## WHAT IS EXPECTED:
Look through the entries below and count the lines with the word "value" in them; give only the number.

## DATA TO EXAMINE:
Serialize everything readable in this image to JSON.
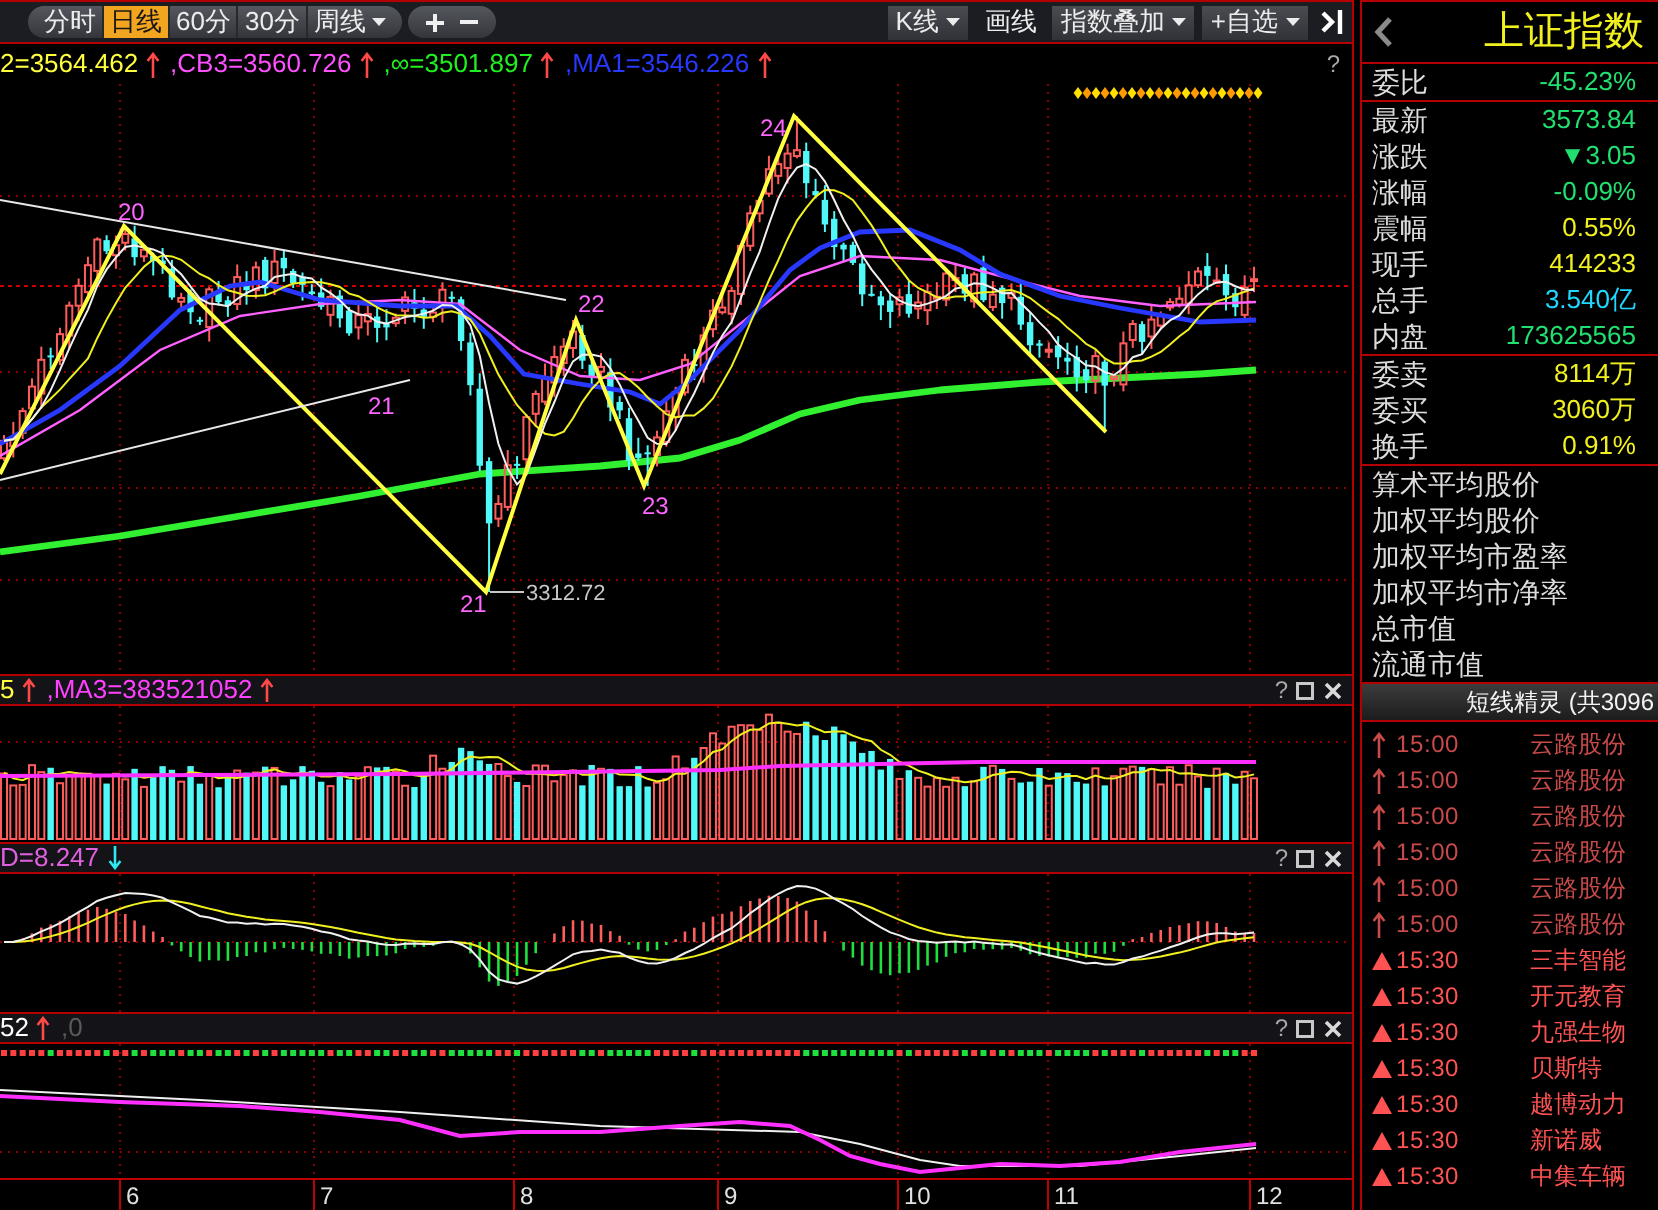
{
  "toolbar": {
    "period_tabs": [
      {
        "label": "分时",
        "selected": false,
        "dropdown": false
      },
      {
        "label": "日线",
        "selected": true,
        "dropdown": false
      },
      {
        "label": "60分",
        "selected": false,
        "dropdown": false
      },
      {
        "label": "30分",
        "selected": false,
        "dropdown": false
      },
      {
        "label": "周线",
        "selected": false,
        "dropdown": true
      }
    ],
    "tools": [
      {
        "label": "K线",
        "dropdown": true
      },
      {
        "label": "画线",
        "dropdown": false
      },
      {
        "label": "指数叠加",
        "dropdown": true
      },
      {
        "label": "+自选",
        "dropdown": true
      }
    ]
  },
  "price_panel": {
    "legend": [
      {
        "text": "2=3564.462",
        "color": "#ffff40",
        "kind": "rising"
      },
      {
        "text": ",CB3=3560.726",
        "color": "#ff50ff",
        "kind": "rising"
      },
      {
        "text": ",∞=3501.897",
        "color": "#20f020",
        "kind": "rising"
      },
      {
        "text": ",MA1=3546.226",
        "color": "#2838ff",
        "kind": "rising"
      }
    ],
    "help": "?",
    "wave_labels": [
      "20",
      "21",
      "22",
      "23",
      "24",
      "21"
    ],
    "low_label": "3312.72"
  },
  "volume_panel": {
    "legend": [
      {
        "text": "5",
        "color": "#ffff40",
        "kind": "rising"
      },
      {
        "text": ",MA3=383521052",
        "color": "#ff40ff",
        "kind": "rising"
      }
    ],
    "help": "?"
  },
  "macd_panel": {
    "legend": [
      {
        "text": "D=8.247",
        "color": "#e060e0",
        "kind": "falling"
      }
    ],
    "help": "?"
  },
  "lower_panel": {
    "legend": [
      {
        "text": "52",
        "color": "#ffffff",
        "kind": "rising"
      },
      {
        "text": ",0",
        "color": "#5a5a5a",
        "kind": "plain"
      }
    ],
    "help": "?"
  },
  "x_axis": {
    "labels": [
      "6",
      "7",
      "8",
      "9",
      "10",
      "11",
      "12"
    ]
  },
  "quote": {
    "title": "上证指数",
    "sections": [
      {
        "rows": [
          {
            "label": "委比",
            "value": "-45.23%",
            "color": "#20e070"
          }
        ]
      },
      {
        "rows": [
          {
            "label": "最新",
            "value": "3573.84",
            "color": "#20e070"
          },
          {
            "label": "涨跌",
            "value": "▼3.05",
            "color": "#20e070"
          },
          {
            "label": "涨幅",
            "value": "-0.09%",
            "color": "#20e070"
          },
          {
            "label": "震幅",
            "value": "0.55%",
            "color": "#f0f020"
          },
          {
            "label": "现手",
            "value": "414233",
            "color": "#f0f020"
          },
          {
            "label": "总手",
            "value": "3.540亿",
            "color": "#20d8ff"
          },
          {
            "label": "内盘",
            "value": "173625565",
            "color": "#20e070"
          }
        ]
      },
      {
        "rows": [
          {
            "label": "委卖",
            "value": "8114万",
            "color": "#f0f020"
          },
          {
            "label": "委买",
            "value": "3060万",
            "color": "#f0f020"
          },
          {
            "label": "换手",
            "value": "0.91%",
            "color": "#f0f020"
          }
        ]
      },
      {
        "rows": [
          {
            "label": "算术平均股价"
          },
          {
            "label": "加权平均股价"
          },
          {
            "label": "加权平均市盈率"
          },
          {
            "label": "加权平均市净率"
          },
          {
            "label": "总市值"
          },
          {
            "label": "流通市值"
          }
        ]
      }
    ]
  },
  "signals": {
    "title": "短线精灵 (共3096",
    "items": [
      {
        "kind": "arrow",
        "time": "15:00",
        "name": "云路股份"
      },
      {
        "kind": "arrow",
        "time": "15:00",
        "name": "云路股份"
      },
      {
        "kind": "arrow",
        "time": "15:00",
        "name": "云路股份"
      },
      {
        "kind": "arrow",
        "time": "15:00",
        "name": "云路股份"
      },
      {
        "kind": "arrow",
        "time": "15:00",
        "name": "云路股份"
      },
      {
        "kind": "arrow",
        "time": "15:00",
        "name": "云路股份"
      },
      {
        "kind": "triangle",
        "time": "15:30",
        "name": "三丰智能"
      },
      {
        "kind": "triangle",
        "time": "15:30",
        "name": "开元教育"
      },
      {
        "kind": "triangle",
        "time": "15:30",
        "name": "九强生物"
      },
      {
        "kind": "triangle",
        "time": "15:30",
        "name": "贝斯特"
      },
      {
        "kind": "triangle",
        "time": "15:30",
        "name": "越博动力"
      },
      {
        "kind": "triangle",
        "time": "15:30",
        "name": "新诺威"
      },
      {
        "kind": "triangle",
        "time": "15:30",
        "name": "中集车辆"
      }
    ]
  }
}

## PROBLEM SOLUTION:
11